Most data centers underutilize their assets. According to Stamford, Conn.-based Gartner, x86 servers use less than 10% of their available computing power during a 24-hour period. The situation improves slightly for RSC/Unix machines, at 20%. (Brutally efficient mainframes, on the other hand, can achieve utilization rates of 70% to 80%.) Since most of the power and cooling in data centers is sucked up by high-density x86 servers, these underutilized hogs are a big problem. But they are cheap, relative to the cost of software that could allow you to mix and match workloads.
Going through a systematic program of consolidating and optimizing your machines and workloads can push back an energy crisis by months, if not years, Gartner says.

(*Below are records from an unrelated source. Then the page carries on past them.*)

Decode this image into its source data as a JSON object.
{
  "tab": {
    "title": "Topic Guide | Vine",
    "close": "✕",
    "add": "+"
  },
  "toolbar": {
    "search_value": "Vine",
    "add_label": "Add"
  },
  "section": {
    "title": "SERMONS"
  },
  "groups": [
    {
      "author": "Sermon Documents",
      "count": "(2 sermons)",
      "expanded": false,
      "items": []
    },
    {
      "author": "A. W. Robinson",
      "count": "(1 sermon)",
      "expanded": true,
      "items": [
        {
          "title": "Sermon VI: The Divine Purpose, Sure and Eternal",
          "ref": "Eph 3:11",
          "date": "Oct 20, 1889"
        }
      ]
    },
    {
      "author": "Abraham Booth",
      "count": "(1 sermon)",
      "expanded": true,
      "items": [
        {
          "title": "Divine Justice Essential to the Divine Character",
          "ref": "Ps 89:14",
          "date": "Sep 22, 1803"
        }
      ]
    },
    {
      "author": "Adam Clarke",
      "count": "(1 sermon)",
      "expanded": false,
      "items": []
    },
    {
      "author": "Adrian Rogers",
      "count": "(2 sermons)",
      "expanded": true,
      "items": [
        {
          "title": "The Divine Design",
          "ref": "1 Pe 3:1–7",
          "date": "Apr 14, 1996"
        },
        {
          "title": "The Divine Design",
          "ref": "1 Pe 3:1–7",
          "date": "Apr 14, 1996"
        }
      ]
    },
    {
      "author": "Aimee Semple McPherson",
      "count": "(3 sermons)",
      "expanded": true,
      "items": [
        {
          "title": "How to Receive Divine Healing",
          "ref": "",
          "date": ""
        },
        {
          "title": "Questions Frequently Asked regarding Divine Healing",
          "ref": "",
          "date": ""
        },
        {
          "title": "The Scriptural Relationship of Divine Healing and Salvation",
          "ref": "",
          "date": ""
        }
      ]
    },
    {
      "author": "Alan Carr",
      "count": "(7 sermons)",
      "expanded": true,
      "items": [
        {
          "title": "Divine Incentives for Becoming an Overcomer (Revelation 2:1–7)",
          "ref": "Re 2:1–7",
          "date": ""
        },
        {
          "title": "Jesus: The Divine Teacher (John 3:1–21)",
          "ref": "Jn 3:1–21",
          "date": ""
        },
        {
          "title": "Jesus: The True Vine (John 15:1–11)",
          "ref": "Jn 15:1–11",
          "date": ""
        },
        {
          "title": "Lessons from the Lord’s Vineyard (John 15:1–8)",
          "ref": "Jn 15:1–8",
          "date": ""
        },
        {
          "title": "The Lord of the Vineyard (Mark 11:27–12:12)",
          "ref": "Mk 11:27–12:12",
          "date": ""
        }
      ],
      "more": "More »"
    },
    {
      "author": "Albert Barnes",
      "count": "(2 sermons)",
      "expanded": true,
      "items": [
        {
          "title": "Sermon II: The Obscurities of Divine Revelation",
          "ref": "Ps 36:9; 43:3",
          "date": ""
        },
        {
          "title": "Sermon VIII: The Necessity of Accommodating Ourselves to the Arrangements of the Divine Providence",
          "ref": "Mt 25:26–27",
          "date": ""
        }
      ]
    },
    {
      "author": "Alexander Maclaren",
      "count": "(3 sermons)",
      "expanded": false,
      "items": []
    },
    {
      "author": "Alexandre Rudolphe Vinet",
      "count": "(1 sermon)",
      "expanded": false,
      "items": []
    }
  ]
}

2. Increase the amount of available space
More than 50% of large companies will face space shortages in their data centers during the next five years. That's because the floor space is inadequate to house the projected increase in new servers, and because existing data centers are not designed to power and cool next-generation hardware. So even if the space is there, it can't handle the high-density servers. Building new is complex and costly.
Try extending the use of available space by upgrading the airflow and removing unused cables from the floor. This will enhance air distribution and allow for more servers. But you should look carefully at the cost of renovation, as it can be expensive to change the air conditioning in a legacy data center and fit in chilled systems.

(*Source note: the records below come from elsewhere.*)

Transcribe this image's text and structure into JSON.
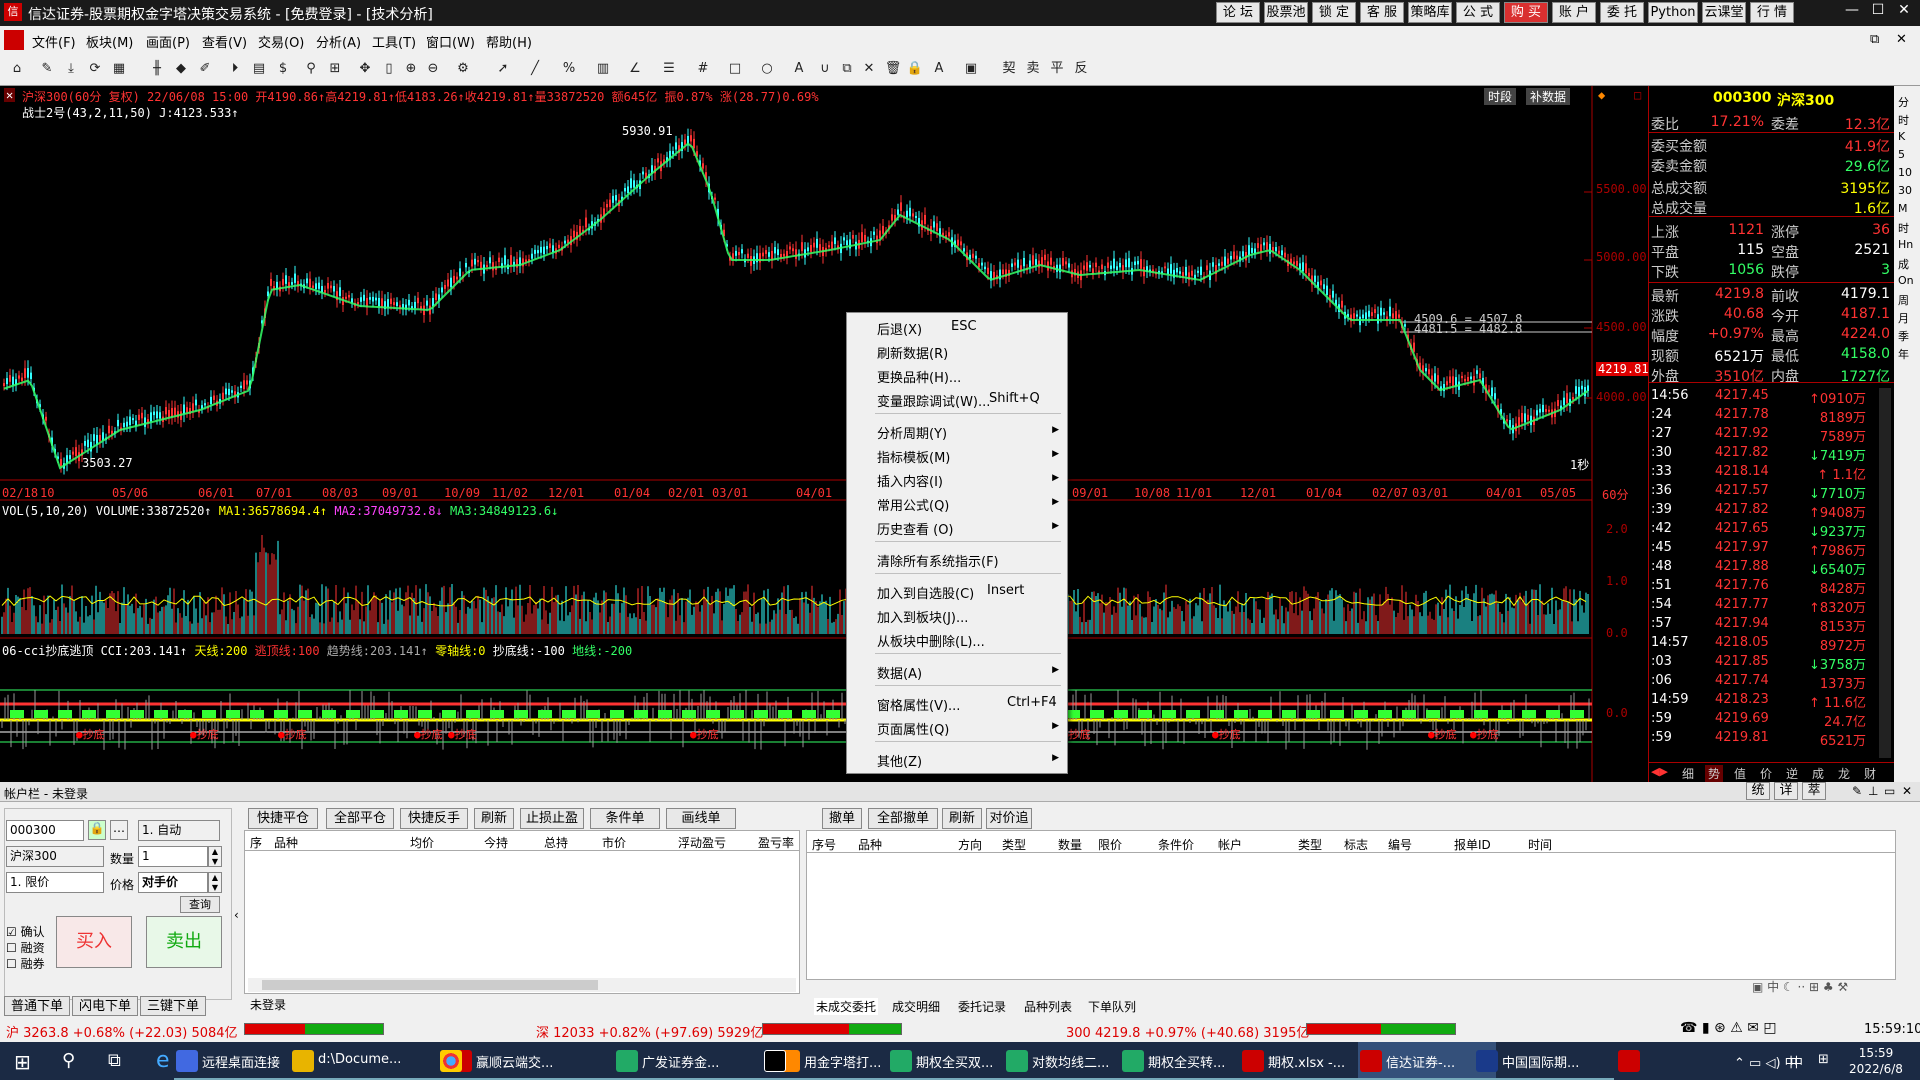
{
  "window": {
    "title": "信达证券-股票期权金字塔决策交易系统 - [免费登录] - [技术分析]",
    "top_buttons": [
      "论 坛",
      "股票池",
      "锁 定",
      "客 服",
      "策略库",
      "公 式",
      "购 买",
      "账 户",
      "委 托",
      "Python",
      "云课堂",
      "行 情"
    ]
  },
  "menu": [
    "文件(F)",
    "板块(M)",
    "画面(P)",
    "查看(V)",
    "交易(O)",
    "分析(A)",
    "工具(T)",
    "窗口(W)",
    "帮助(H)"
  ],
  "chart": {
    "header": "沪深300(60分 复权) 22/06/08 15:00 开4190.86↑高4219.81↑低4183.26↑收4219.81↑量33872520 额645亿 振0.87% 涨(28.77)0.69%",
    "indicator1": "战士2号(43,2,11,50) J:4123.533↑",
    "buttons": [
      "时段",
      "补数据"
    ],
    "price_labels": [
      "5500.00",
      "5000.00",
      "4500.00",
      "4000.00"
    ],
    "high_label": "5930.91",
    "low_label": "3503.27",
    "current_price": "4219.81",
    "hline_label": "4509.6 = 4507.8",
    "hline_label2": "4481.5 = 4482.8",
    "date_ticks": [
      "02/18",
      "10",
      "05/06",
      "06/01",
      "07/01",
      "08/03",
      "09/01",
      "10/09",
      "11/02",
      "12/01",
      "01/04",
      "02/01",
      "03/01",
      "04/01",
      "09/01",
      "10/08",
      "11/01",
      "12/01",
      "01/04",
      "02/07",
      "03/01",
      "04/01",
      "05/05"
    ],
    "period": "60分",
    "sec_label": "1秒",
    "vol_header_parts": [
      "VOL(5,10,20) VOLUME:33872520↑",
      "MA1:36578694.4↑",
      "MA2:37049732.8↓",
      "MA3:34849123.6↓"
    ],
    "vol_labels": [
      "2.0",
      "1.0",
      "0.0"
    ],
    "cci_header_parts": [
      "06-cci抄底逃顶 CCI:203.141↑",
      "天线:200",
      "逃顶线:100",
      "趋势线:203.141↑",
      "零轴线:0",
      "抄底线:-100",
      "地线:-200"
    ],
    "cci_label": "0.0",
    "cci_markers": [
      "抄底",
      "抄底",
      "抄底",
      "抄底",
      "抄底",
      "抄底",
      "抄底",
      "抄底",
      "抄底",
      "抄底"
    ]
  },
  "context_menu": {
    "items": [
      {
        "label": "后退(X)",
        "shortcut": "ESC"
      },
      {
        "label": "刷新数据(R)"
      },
      {
        "label": "更换品种(H)..."
      },
      {
        "label": "变量跟踪调试(W)...",
        "shortcut": "Shift+Q"
      },
      {
        "label": "分析周期(Y)",
        "arrow": "▶"
      },
      {
        "label": "指标模板(M)",
        "arrow": "▶"
      },
      {
        "label": "插入内容(I)",
        "arrow": "▶"
      },
      {
        "label": "常用公式(Q)",
        "arrow": "▶"
      },
      {
        "label": "历史查看 (O)",
        "arrow": "▶"
      },
      {
        "label": "清除所有系统指示(F)"
      },
      {
        "label": "加入到自选股(C)",
        "shortcut": "Insert"
      },
      {
        "label": "加入到板块(J)..."
      },
      {
        "label": "从板块中删除(L)..."
      },
      {
        "label": "数据(A)",
        "arrow": "▶"
      },
      {
        "label": "窗格属性(V)...",
        "shortcut": "Ctrl+F4"
      },
      {
        "label": "页面属性(Q)",
        "arrow": "▶"
      },
      {
        "label": "其他(Z)",
        "arrow": "▶"
      }
    ]
  },
  "quote": {
    "code": "000300",
    "name": "沪深300",
    "rows": [
      [
        "委比",
        "17.21%",
        "委差",
        "12.3亿"
      ],
      [
        "委买金额",
        "41.9亿",
        "",
        ""
      ],
      [
        "委卖金额",
        "29.6亿",
        "",
        ""
      ],
      [
        "总成交额",
        "3195亿",
        "",
        ""
      ],
      [
        "总成交量",
        "1.6亿",
        "",
        ""
      ],
      [
        "上涨",
        "1121",
        "涨停",
        "36"
      ],
      [
        "平盘",
        "115",
        "空盘",
        "2521"
      ],
      [
        "下跌",
        "1056",
        "跌停",
        "3"
      ],
      [
        "最新",
        "4219.8",
        "前收",
        "4179.1"
      ],
      [
        "涨跌",
        "40.68",
        "今开",
        "4187.1"
      ],
      [
        "幅度",
        "+0.97%",
        "最高",
        "4224.0"
      ],
      [
        "现额",
        "6521万",
        "最低",
        "4158.0"
      ],
      [
        "外盘",
        "3510亿",
        "内盘",
        "1727亿"
      ]
    ],
    "ticks": [
      [
        "14:56",
        "4217.45",
        "↑0910万"
      ],
      [
        ":24",
        "4217.78",
        "8189万"
      ],
      [
        ":27",
        "4217.92",
        "7589万"
      ],
      [
        ":30",
        "4217.82",
        "↓7419万"
      ],
      [
        ":33",
        "4218.14",
        "↑ 1.1亿"
      ],
      [
        ":36",
        "4217.57",
        "↓7710万"
      ],
      [
        ":39",
        "4217.82",
        "↑9408万"
      ],
      [
        ":42",
        "4217.65",
        "↓9237万"
      ],
      [
        ":45",
        "4217.97",
        "↑7986万"
      ],
      [
        ":48",
        "4217.88",
        "↓6540万"
      ],
      [
        ":51",
        "4217.76",
        "8428万"
      ],
      [
        ":54",
        "4217.77",
        "↑8320万"
      ],
      [
        ":57",
        "4217.94",
        "8153万"
      ],
      [
        "14:57",
        "4218.05",
        "8972万"
      ],
      [
        ":03",
        "4217.85",
        "↓3758万"
      ],
      [
        ":06",
        "4217.74",
        "1373万"
      ],
      [
        "14:59",
        "4218.23",
        "↑ 11.6亿"
      ],
      [
        ":59",
        "4219.69",
        "24.7亿"
      ],
      [
        ":59",
        "4219.81",
        "6521万"
      ]
    ],
    "bottom_tabs": [
      "细",
      "势",
      "值",
      "价",
      "逆",
      "成",
      "龙",
      "财"
    ],
    "side_tabs": [
      "分",
      "时",
      "K",
      "5",
      "10",
      "30",
      "M",
      "时",
      "Hn",
      "成",
      "On",
      "周",
      "月",
      "季",
      "年"
    ]
  },
  "account": {
    "title": "帐户栏 - 未登录",
    "code": "000300",
    "mode": "1. 自动",
    "name": "沪深300",
    "qty_label": "数量",
    "qty": "1",
    "order_type": "1. 限价",
    "price_label": "价格",
    "price": "对手价",
    "query": "查询",
    "checks": [
      "确认",
      "融资",
      "融券"
    ],
    "buy": "买入",
    "sell": "卖出",
    "pos_buttons": [
      "快捷平仓",
      "全部平仓",
      "快捷反手",
      "刷新",
      "止损止盈",
      "条件单",
      "画线单"
    ],
    "pos_headers": [
      "序",
      "品种",
      "均价",
      "今持",
      "总持",
      "市价",
      "浮动盈亏",
      "盈亏率"
    ],
    "order_buttons": [
      "撤单",
      "全部撤单",
      "刷新",
      "对价追"
    ],
    "order_headers": [
      "序号",
      "品种",
      "方向",
      "类型",
      "数量",
      "限价",
      "条件价",
      "帐户",
      "类型",
      "标志",
      "编号",
      "报单ID",
      "时间"
    ],
    "left_tabs": [
      "普通下单",
      "闪电下单",
      "三键下单"
    ],
    "status_tab": "未登录",
    "order_tabs": [
      "未成交委托",
      "成交明细",
      "委托记录",
      "品种列表",
      "下单队列"
    ],
    "top_right": [
      "统",
      "详",
      "萃"
    ]
  },
  "statusbar": {
    "sh": "沪 3263.8 +0.68% (+22.03) 5084亿",
    "sz": "深 12033 +0.82% (+97.69) 5929亿",
    "hs300": "300 4219.8 +0.97% (+40.68) 3195亿",
    "time": "15:59:10"
  },
  "taskbar": {
    "items": [
      "远程桌面连接",
      "d:\\Docume...",
      "赢顺云端交...",
      "广发证券金...",
      "用金字塔打...",
      "期权全买双...",
      "对数均线二...",
      "期权全买转...",
      "期权.xlsx -...",
      "信达证券-...",
      "中国国际期..."
    ],
    "clock_time": "15:59",
    "clock_date": "2022/6/8",
    "ime": "中"
  },
  "colors": {
    "up": "#ff3333",
    "down": "#33ff66",
    "accent": "#ffff00"
  }
}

3. Rent, don't own
Another option is to rent floor space for your equipment from a "hosting provider." Most of the sites available have adequate power and cooling and, in Gartner's view, good security. Before you sign the lease, though, you need to figure out whether your organization wants to use the hosting provider long term or as a stopgap measure while it builds anew or refurbishes an existing data center.
Outsourcing your data center is not a strategy to solve your energy problems. The change in delivery of services is too radical a step if the sole motive is to pawn off power and cooling to someone else. And forget about pawn prices. Outsourcers face the same costly energy problems you do, and will charge you accordingly, as they find ways to solve them. Also, as with any type of outsourcing, don't send out a mess. You must benchmark the quality of your services and the cost of delivery, and make the necessary changes to optimize both, before contracting with a third party.
5. Use evolving technologies
The new stuff in power and cooling falls into three categories: hardware designed to manage energy better (e.g., Hewlett-Packard Co.'s BladeSystem c-Class); software to better manage the energy flows within server racks and across data centers; and innovations to data facilities, such as specialty modular cooling (spot cooling, in-row or in-rack). The new technologies show promise, but there are still too few applications out there to make these technologies work together, meaning you will likely have to develop your own software to link them together.Source: "Data Center Power and Cooling Scenario: Options for the Road Ahead," by Rakesh Kumar, Gartner Inc.
This was first published in August 2007